Marketing Qualified Lead vs Sales Accepted Lead vs Sales Qualified Lead


Businesses need buyers, that much is simple. Part of building your business is to ensure you have a solid sales and marketing plan.  In particular, understanding how you handle the steps between marketing and sales.  One process used is to leverage lead nurturing to build a rapport with consumers.  This will lead to increasing the likelihood that they will buy what you’re selling.  In this post, we are going to explore the difference between a Marketing Qualified Lead vs Sales Accepted Lead vs Sales Qualified Lead.

In a vast majority of cases, business owners will see better ROI (Return on Investment) from sales and marketing if their teams can focus on which consumers are the most interested in buying their company’s products. If you know exactly where these consumers are on the customer journey, you will be able to generate more revenue with fewer leads.

So how can this be done? Through lead qualification strategies, of course! The best way to sort through your leads for potential customers is to put them into three categories. These categories are marketing qualified leads, sales accepted leads, and sales qualified leads.

Let’s break down what these terms mean and the handoff between marketing and sales.

What is Lead Qualification?

Lead qualification is the process of putting a prospect into different categories, mainly as a consumer who has been contacted by and connected with your sales and marketing teams. Such leads would be further along in the customer journey than leads who, say, have just signed up for an email newsletter or clicked on a banner ad.

Lead generation funnels typically follow a very specific pattern that will change depending on the business in question. However, it can be broken down into different layers that are common across most businesses and industries:

  1. Engagement: These can include search engines, webinars, blogs, ads, social media posts, printed or physical advertisements, mail, trade shows, etc.
  2. Acquisition: This is the art of acquiring an email address (Either via a content upgrade, contest, newsletter signup, or some other form of gated content)
  3. Nurture: Generally, via email, but can be anonymously done with display advertisements and cooking users.
  4. Conversion: This is a general bucket which in this blog post we breakdown the handoff between sales and marketing
    1. Marketing qualified leads
    2. Sales accepted leads
    3. Sales qualified leads
    4. The actual customer conversion.

What is a Marketing Qualified Lead?

A marketing qualified lead (or MQL) is a consumer who is way more likely to make a purchase than a normal lead. A “normal” lead could refer to someone who viewed your business’s website or submitted a question to customer service.  In many cases, those actions do not indicate that they are very interested in making a purchase. A MQL isn’t quite ready to buy. They need a bit more interaction before your sales team tries to make contact.

An MQL may be someone who has requested specific information or guides, signed up via a landing page for free content, or has viewed your product pricing page.

What is a Sales Accepted Lead?

A sales accepted lead (or SAL) is the spot where the first handoff happens between the marketing and the sales sides of your business.

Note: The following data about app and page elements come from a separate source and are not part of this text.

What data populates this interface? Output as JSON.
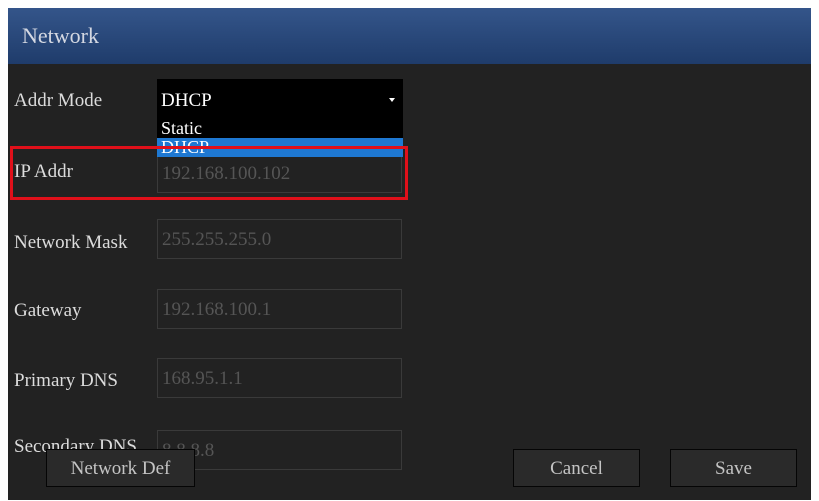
{
  "window": {
    "title": "Network"
  },
  "fields": {
    "addr_mode": {
      "label": "Addr Mode",
      "value": "DHCP",
      "options": [
        "Static",
        "DHCP"
      ]
    },
    "ip_addr": {
      "label": "IP Addr",
      "value": "192.168.100.102"
    },
    "network_mask": {
      "label": "Network Mask",
      "value": "255.255.255.0"
    },
    "gateway": {
      "label": "Gateway",
      "value": "192.168.100.1"
    },
    "primary_dns": {
      "label": "Primary DNS",
      "value": "168.95.1.1"
    },
    "secondary_dns": {
      "label": "Secondary DNS",
      "value": "8.8.8.8"
    }
  },
  "buttons": {
    "network_def": "Network Def",
    "cancel": "Cancel",
    "save": "Save"
  },
  "colors": {
    "title_bar": "#2b4c80",
    "background": "#222222",
    "selected_option": "#1e78d2",
    "highlight": "#e0101a"
  }
}
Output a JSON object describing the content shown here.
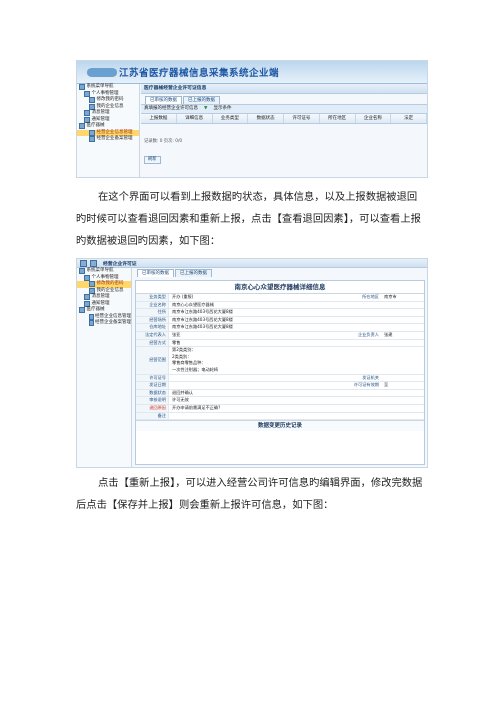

Essentially, the SAL is the “glue” that holds marketing and sales together when it comes to lead generation. This step also acts as a feedback spot where the sales team can help inform marketers on lead quality. It’s important for the sales and marketing teams to work together and have a steady collaborative plan in place when the consumer has arrived at this spot on the customer journey.

What is a Sales Qualified Lead?

A sales qualified lead (or SQL) is a lead who has shown significant interest in your product or service. One would be able to tell because these leads are asking a lot of specific questions. They want to speak to a representative and are waiting for that call. At this point, it’s up to your sales team to figure out how to effectively convert them into a paying (and possibly recurring) customer. This is the last stop on the lead generation funnel before the user ideally becomes a customer.

So the difference between a sales accepted lead vs sales qualified lead is the qualification by your sales team.

Why Do All of These Lead Types Matter?

Each type of lead is important in that they all must be treated differently to get to an end goal– a sale. Knowing where your leads are in the purchasing process could make the difference in landing the sale. The right piece of content, the right helpful hint, or the well-timed call are all going to be based on knowing where your prospects are in the buyers’ journey. Most CRMs allow you to track users through this process.  The CRM can even provide automated ways of helping prospects along in their journey.  HubSpot is one of the most popular platforms and does this really well.

You can do so much better at picking up your conversion rate by leveraging lead qualification to organize your leads. You might be surprised at how your ROI changes when you take this kind of approach.

Join Our Email List
Original Content on Content Marketing:

Recent Posts